What you will do: Every entry below is to be copied exactly as written.

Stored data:
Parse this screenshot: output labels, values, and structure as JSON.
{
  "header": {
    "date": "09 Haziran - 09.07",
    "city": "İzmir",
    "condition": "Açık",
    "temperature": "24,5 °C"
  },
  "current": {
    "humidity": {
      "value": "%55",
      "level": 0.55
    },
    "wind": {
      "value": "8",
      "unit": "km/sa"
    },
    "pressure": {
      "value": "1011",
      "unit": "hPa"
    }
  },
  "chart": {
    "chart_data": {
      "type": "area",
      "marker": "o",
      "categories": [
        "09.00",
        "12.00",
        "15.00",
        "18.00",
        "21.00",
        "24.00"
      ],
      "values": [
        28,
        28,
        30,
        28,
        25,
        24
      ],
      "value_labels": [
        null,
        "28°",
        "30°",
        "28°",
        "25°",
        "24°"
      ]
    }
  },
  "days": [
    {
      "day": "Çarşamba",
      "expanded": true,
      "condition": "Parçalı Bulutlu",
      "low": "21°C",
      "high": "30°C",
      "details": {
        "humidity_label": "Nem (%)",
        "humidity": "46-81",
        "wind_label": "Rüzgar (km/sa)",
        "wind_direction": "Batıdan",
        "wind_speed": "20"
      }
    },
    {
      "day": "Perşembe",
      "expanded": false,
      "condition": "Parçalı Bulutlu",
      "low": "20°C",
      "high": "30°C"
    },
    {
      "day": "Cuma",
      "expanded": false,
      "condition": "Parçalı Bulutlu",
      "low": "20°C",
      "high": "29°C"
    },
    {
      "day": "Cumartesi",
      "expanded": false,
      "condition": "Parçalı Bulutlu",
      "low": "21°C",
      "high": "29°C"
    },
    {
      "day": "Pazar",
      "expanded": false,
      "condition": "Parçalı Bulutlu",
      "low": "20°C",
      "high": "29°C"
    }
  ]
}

Worked solution:
Parse this screenshot: output labels, values, and structure as JSON.
{
  "header": {
    "date": "09 Haziran - 09.07",
    "city": "İzmir",
    "condition": "Açık",
    "temperature": "24,5 °C"
  },
  "current": {
    "humidity": {
      "value": "%55",
      "level": 0.55
    },
    "wind": {
      "value": "8",
      "unit": "km/sa"
    },
    "pressure": {
      "value": "1011",
      "unit": "hPa"
    }
  },
  "chart": {
    "chart_data": {
      "type": "area",
      "marker": "o",
      "categories": [
        "09.00",
        "12.00",
        "15.00",
        "18.00",
        "21.00",
        "24.00"
      ],
      "values": [
        28,
        28,
        30,
        28,
        25,
        24
      ],
      "value_labels": [
        null,
        "28°",
        "30°",
        "28°",
        "25°",
        "24°"
      ]
    }
  },
  "days": [
    {
      "day": "Çarşamba",
      "expanded": true,
      "condition": "Parçalı Bulutlu",
      "low": "21°C",
      "high": "30°C",
      "details": {
        "humidity_label": "Nem (%)",
        "humidity": "46-81",
        "wind_label": "Rüzgar (km/sa)",
        "wind_direction": "Batıdan",
        "wind_speed": "20"
      }
    },
    {
      "day": "Perşembe",
      "expanded": false,
      "condition": "Parçalı Bulutlu",
      "low": "20°C",
      "high": "30°C"
    },
    {
      "day": "Cuma",
      "expanded": false,
      "condition": "Parçalı Bulutlu",
      "low": "20°C",
      "high": "29°C"
    },
    {
      "day": "Cumartesi",
      "expanded": false,
      "condition": "Parçalı Bulutlu",
      "low": "21°C",
      "high": "29°C"
    },
    {
      "day": "Pazar",
      "expanded": false,
      "condition": "Parçalı Bulutlu",
      "low": "20°C",
      "high": "29°C"
    }
  ]
}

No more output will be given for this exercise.